One of the most debatable topics these days is whether we should keep teaching high school math or not.
“Where will I use it in my life” is common feedback from the grouchy students. However, studies show that students don't mind practicing math, its testing math where we lose them.
And we lose them badly. In 2016 a Paris-based Organization for Economic Cooperation and Development (OECD) unveiled the results of an international math quiz that showed U.S. high school students lag behind their global peers in math, ranking 40th in math out of 72 countries last year. The U.S. score was down 17 points from 2009 and 20 points below the average of others taking the quiz, which saw Singapore come out on top, followed by Japan, Estonia, Finland, and Canada.
As a result of this failure, many in and out of the school system advocate to “lower the bar”, drop Pre-Calc, Algebra II or even Algebra I from the curriculum (and standardized testing) and help students overcome the “math anxiety” by bypassing the subject altogether.
Austin, TX and San Francisco, CA – March 6, 2014 - A handpicked group of distinguished judges representing a cross section of in business, technology and education experts have selected RobotsLAB BOX as the winner of the LAUNCHedu Competition.
The competition began in August 2013 with approximately eighty applications.
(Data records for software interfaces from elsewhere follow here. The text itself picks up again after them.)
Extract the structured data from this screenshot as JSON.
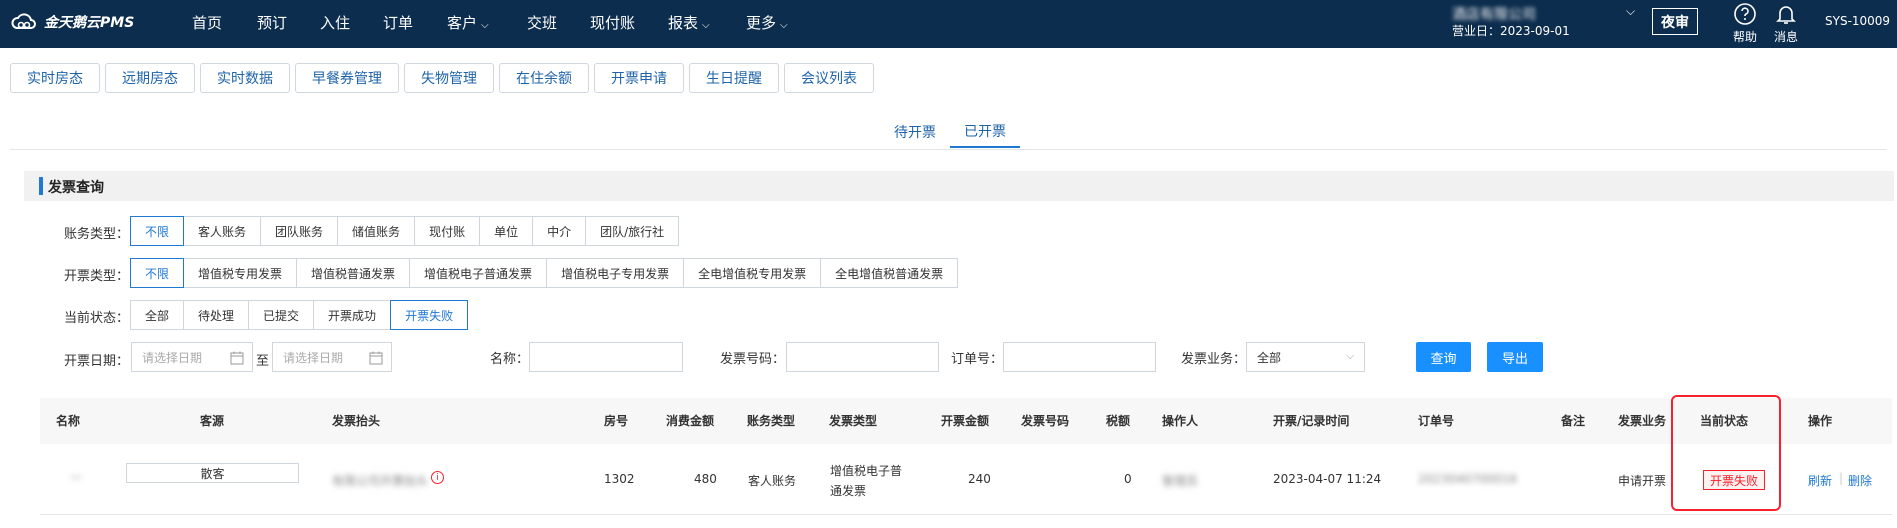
{
  "app": {
    "logo_text": "金天鹅云PMS"
  },
  "nav": {
    "items": [
      "首页",
      "预订",
      "入住",
      "订单",
      "客户",
      "交班",
      "现付账",
      "报表",
      "更多"
    ],
    "hotel_name": "酒店有限公司",
    "business_date": "营业日：2023-09-01",
    "night_audit": "夜审",
    "help": "帮助",
    "messages": "消息",
    "user": "SYS-10009"
  },
  "module_tabs": [
    "实时房态",
    "远期房态",
    "实时数据",
    "早餐券管理",
    "失物管理",
    "在住余额",
    "开票申请",
    "生日提醒",
    "会议列表"
  ],
  "sub_tabs": [
    "待开票",
    "已开票"
  ],
  "section_title": "发票查询",
  "filters": {
    "account_type": {
      "label": "账务类型：",
      "options": [
        "不限",
        "客人账务",
        "团队账务",
        "储值账务",
        "现付账",
        "单位",
        "中介",
        "团队/旅行社"
      ]
    },
    "invoice_type": {
      "label": "开票类型：",
      "options": [
        "不限",
        "增值税专用发票",
        "增值税普通发票",
        "增值税电子普通发票",
        "增值税电子专用发票",
        "全电增值税专用发票",
        "全电增值税普通发票"
      ]
    },
    "status": {
      "label": "当前状态：",
      "options": [
        "全部",
        "待处理",
        "已提交",
        "开票成功",
        "开票失败"
      ]
    },
    "date": {
      "label": "开票日期：",
      "start_placeholder": "请选择日期",
      "to": "至",
      "end_placeholder": "请选择日期"
    },
    "name_label": "名称：",
    "invoice_no_label": "发票号码：",
    "order_no_label": "订单号：",
    "business_label": "发票业务：",
    "business_value": "全部",
    "search_btn": "查询",
    "export_btn": "导出"
  },
  "table": {
    "headers": [
      "名称",
      "客源",
      "发票抬头",
      "房号",
      "消费金额",
      "账务类型",
      "发票类型",
      "开票金额",
      "发票号码",
      "税额",
      "操作人",
      "开票/记录时间",
      "订单号",
      "备注",
      "发票业务",
      "当前状态",
      "操作"
    ],
    "rows": [
      {
        "name": "—",
        "source": "散客",
        "title": "有限公司开票抬头",
        "room": "1302",
        "amount": "480",
        "account_type": "客人账务",
        "invoice_type_line1": "增值税电子普",
        "invoice_type_line2": "通发票",
        "invoice_amount": "240",
        "tax": "0",
        "operator": "管理员",
        "time": "2023-04-07 11:24",
        "order_no": "2023040700016",
        "business": "申请开票",
        "status": "开票失败",
        "action_refresh": "刷新",
        "action_delete": "删除"
      }
    ]
  }
}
RobotsLAB was one of ten finalists chosen by the judges to present at SXSWedu on March 3. Following that presentation, RobotsLAB was one of three companies to be selected as a finalist. The final presentation was made in front of judges and a jam-packed room of educators on the morning of March 5. As part of the Educator Insights panel that discussed all ten competing companies, all three panelists cited RobotsLAB BOX as their favorite.
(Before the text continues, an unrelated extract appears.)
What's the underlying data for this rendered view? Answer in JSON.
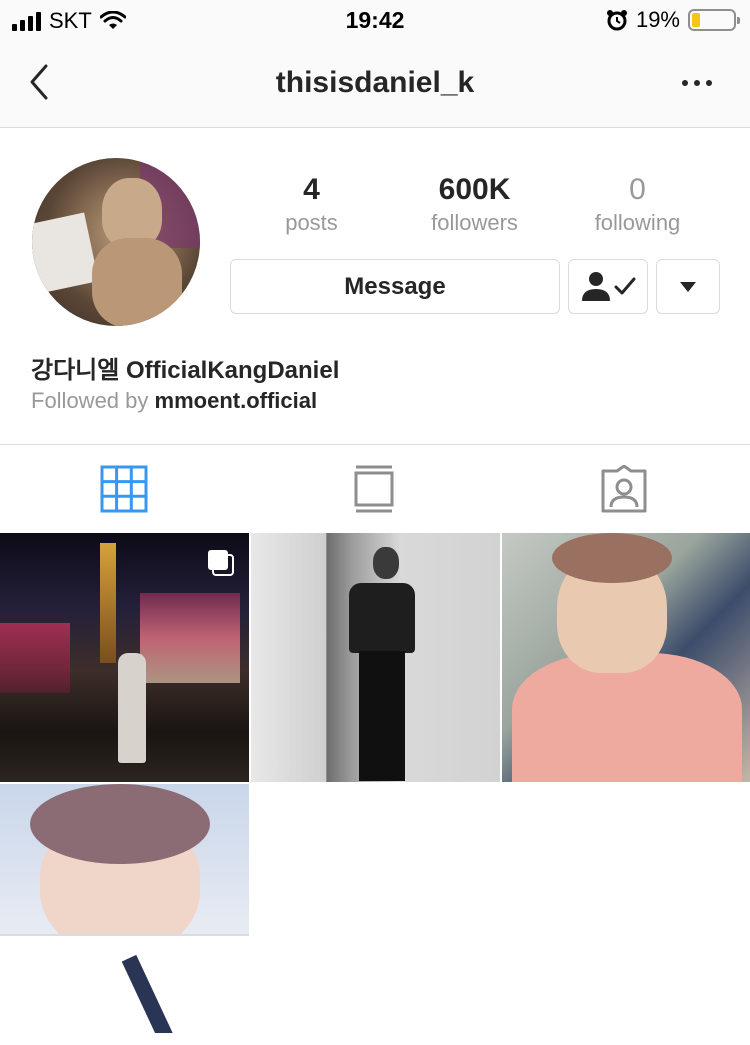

Based on the votes of attendees and judges, RobotsLAB BOX was ultimately chosen as the competition winner at the LAUNCHedu party on March 5. Betsy Corcoran, CEO and Co-Founder of EdSurge presented the award to RobotsLAB CEO Elad Inbar.
It's not a big secret, committed teachers have been aware of this forever. The best way to get students to learn anything about a subject is to find out what they are interested in and then show them how what interests them relates to the subject the teacher hopes to teach them. But like most things we believe instinctively it is always nice to find scientific proof for our beliefs.
Recently researchers using a Carnegie Learning software called cognitive tutor put high school students in two distinct groups to study Algebra. In one group were the students whose backgrounds had been researched in order to discover their personal interests. Stuff like music, movies and sports. These students received their algebra with lesson plans attuned to their personal interests. The second group was taught in the good old way math has always been taught, from a book and with no attention paid to the kids real lives. Can you guess what those researchers discovered? Exactly!
What the heck is “augmented reality?” That was my first thought when first seeing the phrase in a related post. No, I take that back; to tell the truth, like most people I asked, I thought it was merely another way to say “virtual reality.” But It most certainly isn't...
This according to the Wikipedia: Augmented reality (AR) is a live, direct or indirect, view of a physical, real-world environment whose elements are augmented (or supplemented) by computer-generated sensory input such as sound, video, graphics or GPS data. By contrast, virtual reality replaces the real world with a simulated one.”
Let’s put it another way: augmented reality is to The Minority Report with Tom Cruise as virtual reality is to Inception with Leonardo Dicaprio. Remember in The Minority Report when Tom Cruise stood facing a huge transparent computer screen manipulating images and data with gloved hands? That manipulation, a combination of real objects (gloved hands) and digital reality (data and images), makes for a perfect example of augmented reality (a teacher holding the control tablet from the RobotsLAB BOX in his hand can impose data on the real world the way Tom Cruise did--and he wouldn’t have to wear gloves!) On the other hand, Leonardo DiCaprio's avatar immersed in a simulated dreamworld, is a perfect example of virtual reality.